[Supplied records — start]

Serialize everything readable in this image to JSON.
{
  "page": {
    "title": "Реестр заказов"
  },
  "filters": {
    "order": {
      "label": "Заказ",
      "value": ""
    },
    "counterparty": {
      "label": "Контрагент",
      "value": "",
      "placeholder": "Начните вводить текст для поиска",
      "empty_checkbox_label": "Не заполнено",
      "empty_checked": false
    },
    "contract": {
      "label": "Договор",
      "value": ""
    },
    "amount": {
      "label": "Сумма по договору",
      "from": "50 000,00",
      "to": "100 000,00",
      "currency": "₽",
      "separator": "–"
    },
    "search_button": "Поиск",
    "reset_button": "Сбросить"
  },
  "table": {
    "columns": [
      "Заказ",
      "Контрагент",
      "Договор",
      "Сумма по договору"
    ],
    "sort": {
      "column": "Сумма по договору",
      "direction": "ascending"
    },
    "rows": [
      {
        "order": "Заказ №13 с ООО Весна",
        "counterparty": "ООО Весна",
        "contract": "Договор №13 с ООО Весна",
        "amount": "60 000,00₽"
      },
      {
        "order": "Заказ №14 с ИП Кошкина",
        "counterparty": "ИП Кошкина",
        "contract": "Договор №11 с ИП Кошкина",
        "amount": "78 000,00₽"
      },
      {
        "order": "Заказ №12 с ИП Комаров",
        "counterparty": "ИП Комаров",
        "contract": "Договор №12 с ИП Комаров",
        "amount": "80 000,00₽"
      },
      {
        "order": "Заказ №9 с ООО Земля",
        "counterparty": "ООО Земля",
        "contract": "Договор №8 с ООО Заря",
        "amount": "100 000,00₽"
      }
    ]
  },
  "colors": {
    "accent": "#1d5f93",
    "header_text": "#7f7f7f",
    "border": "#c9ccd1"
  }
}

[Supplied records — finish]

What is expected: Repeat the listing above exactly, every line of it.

Solution for this exercise:
Serialize everything readable in this image to JSON.
{
  "page": {
    "title": "Реестр заказов"
  },
  "filters": {
    "order": {
      "label": "Заказ",
      "value": ""
    },
    "counterparty": {
      "label": "Контрагент",
      "value": "",
      "placeholder": "Начните вводить текст для поиска",
      "empty_checkbox_label": "Не заполнено",
      "empty_checked": false
    },
    "contract": {
      "label": "Договор",
      "value": ""
    },
    "amount": {
      "label": "Сумма по договору",
      "from": "50 000,00",
      "to": "100 000,00",
      "currency": "₽",
      "separator": "–"
    },
    "search_button": "Поиск",
    "reset_button": "Сбросить"
  },
  "table": {
    "columns": [
      "Заказ",
      "Контрагент",
      "Договор",
      "Сумма по договору"
    ],
    "sort": {
      "column": "Сумма по договору",
      "direction": "ascending"
    },
    "rows": [
      {
        "order": "Заказ №13 с ООО Весна",
        "counterparty": "ООО Весна",
        "contract": "Договор №13 с ООО Весна",
        "amount": "60 000,00₽"
      },
      {
        "order": "Заказ №14 с ИП Кошкина",
        "counterparty": "ИП Кошкина",
        "contract": "Договор №11 с ИП Кошкина",
        "amount": "78 000,00₽"
      },
      {
        "order": "Заказ №12 с ИП Комаров",
        "counterparty": "ИП Комаров",
        "contract": "Договор №12 с ИП Комаров",
        "amount": "80 000,00₽"
      },
      {
        "order": "Заказ №9 с ООО Земля",
        "counterparty": "ООО Земля",
        "contract": "Договор №8 с ООО Заря",
        "amount": "100 000,00₽"
      }
    ]
  },
  "colors": {
    "accent": "#1d5f93",
    "header_text": "#7f7f7f",
    "border": "#c9ccd1"
  }
}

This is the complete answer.